The company announced that the invested amount which is also equivalent to €27 million will be pumped into the news tech scene in Europe to promote innovation in digital tourism over the next few years. The Company’s CEO, Sundar Pichai made the investment during an event that took place in Paris last about a week ago.
The investment was the first from the $167 million investment fund that the company revealed in 2015. Mr. Pichai stated that different types of organizations would benefit from the fund. He also described the applicants of the Digital News Initiative as a diverse bunch which includes robot Journalism, automated content personalization, real-time social media reporting and hoax-bursting apps.
Google’s relationship with European news organizations has been rather rocky for a few years, but the firm hopes that the investment initiative will help keep the two parties on good terms. The company has particularly been at loggerheads with German publishers over the use of short copied parts on Google News. The German publishers demanded payment from Google, and the feud eventually led to the temporary delisting of their websites.
Google’s new investment will be used to fund projects in three areas including funds to large organizations which require proportionally a large amount of funding. The other two segments are medium projects that will require up to $333,000 (€300,000) and prototype projects that take up roughly $55,000 (€50,000).

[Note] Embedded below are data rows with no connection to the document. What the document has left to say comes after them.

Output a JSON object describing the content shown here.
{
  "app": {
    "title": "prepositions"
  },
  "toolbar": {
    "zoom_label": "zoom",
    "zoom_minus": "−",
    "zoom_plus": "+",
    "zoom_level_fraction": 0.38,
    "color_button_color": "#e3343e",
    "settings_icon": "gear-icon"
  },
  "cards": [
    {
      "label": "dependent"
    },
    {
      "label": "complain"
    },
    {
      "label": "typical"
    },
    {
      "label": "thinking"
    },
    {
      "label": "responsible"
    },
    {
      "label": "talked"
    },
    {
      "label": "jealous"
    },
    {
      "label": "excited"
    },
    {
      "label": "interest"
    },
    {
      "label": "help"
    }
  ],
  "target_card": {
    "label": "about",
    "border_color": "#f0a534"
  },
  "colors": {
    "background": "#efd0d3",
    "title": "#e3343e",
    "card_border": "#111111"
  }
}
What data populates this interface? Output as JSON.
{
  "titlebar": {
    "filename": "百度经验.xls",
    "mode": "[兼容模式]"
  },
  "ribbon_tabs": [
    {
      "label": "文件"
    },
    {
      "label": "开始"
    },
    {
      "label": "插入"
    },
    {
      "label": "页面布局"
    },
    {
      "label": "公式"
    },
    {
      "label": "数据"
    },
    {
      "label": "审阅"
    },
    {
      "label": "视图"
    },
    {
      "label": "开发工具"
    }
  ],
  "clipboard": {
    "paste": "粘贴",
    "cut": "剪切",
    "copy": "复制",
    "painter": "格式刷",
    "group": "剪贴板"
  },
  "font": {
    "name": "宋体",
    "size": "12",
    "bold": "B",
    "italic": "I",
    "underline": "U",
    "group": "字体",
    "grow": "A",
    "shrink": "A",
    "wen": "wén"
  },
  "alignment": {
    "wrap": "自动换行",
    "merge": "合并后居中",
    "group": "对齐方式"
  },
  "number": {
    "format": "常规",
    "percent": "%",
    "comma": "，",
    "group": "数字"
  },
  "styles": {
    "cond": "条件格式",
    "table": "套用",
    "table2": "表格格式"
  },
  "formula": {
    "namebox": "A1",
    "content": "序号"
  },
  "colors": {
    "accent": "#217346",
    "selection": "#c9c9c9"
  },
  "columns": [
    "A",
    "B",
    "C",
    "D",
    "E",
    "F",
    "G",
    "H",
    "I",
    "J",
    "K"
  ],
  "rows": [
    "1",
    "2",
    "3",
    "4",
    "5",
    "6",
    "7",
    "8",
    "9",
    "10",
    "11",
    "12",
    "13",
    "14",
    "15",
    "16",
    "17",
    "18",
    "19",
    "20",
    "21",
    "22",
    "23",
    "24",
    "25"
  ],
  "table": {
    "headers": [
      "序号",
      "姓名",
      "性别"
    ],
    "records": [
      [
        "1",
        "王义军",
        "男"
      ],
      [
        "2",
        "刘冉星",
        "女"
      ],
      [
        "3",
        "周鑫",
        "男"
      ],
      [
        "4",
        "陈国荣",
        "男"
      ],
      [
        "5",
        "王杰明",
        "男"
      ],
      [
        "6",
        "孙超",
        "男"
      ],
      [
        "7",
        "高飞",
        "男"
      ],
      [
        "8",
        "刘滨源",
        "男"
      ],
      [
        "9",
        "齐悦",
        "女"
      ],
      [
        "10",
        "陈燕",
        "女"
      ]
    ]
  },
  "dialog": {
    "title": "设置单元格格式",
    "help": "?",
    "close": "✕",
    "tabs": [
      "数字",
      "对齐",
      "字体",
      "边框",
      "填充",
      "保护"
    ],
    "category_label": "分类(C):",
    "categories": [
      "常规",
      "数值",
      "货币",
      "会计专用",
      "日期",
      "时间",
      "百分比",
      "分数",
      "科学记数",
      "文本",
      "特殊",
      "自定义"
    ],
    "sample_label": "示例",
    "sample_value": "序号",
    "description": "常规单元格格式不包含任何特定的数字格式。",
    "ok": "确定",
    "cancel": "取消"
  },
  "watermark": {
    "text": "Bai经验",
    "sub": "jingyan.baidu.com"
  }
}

There are 128 projects that will benefit from the funds and a German startup known as Spectrm is one of them. The startup will use the funds to develop an artificial intelligence engine that will allow publishers to communicate directly with readers. Direct communication will be carried out through instant messaging apps. The investment will be distributed across startup firms in 23 countries in Europe. The largest investments will be in France, Belgium, Germany, Spain, and the UK.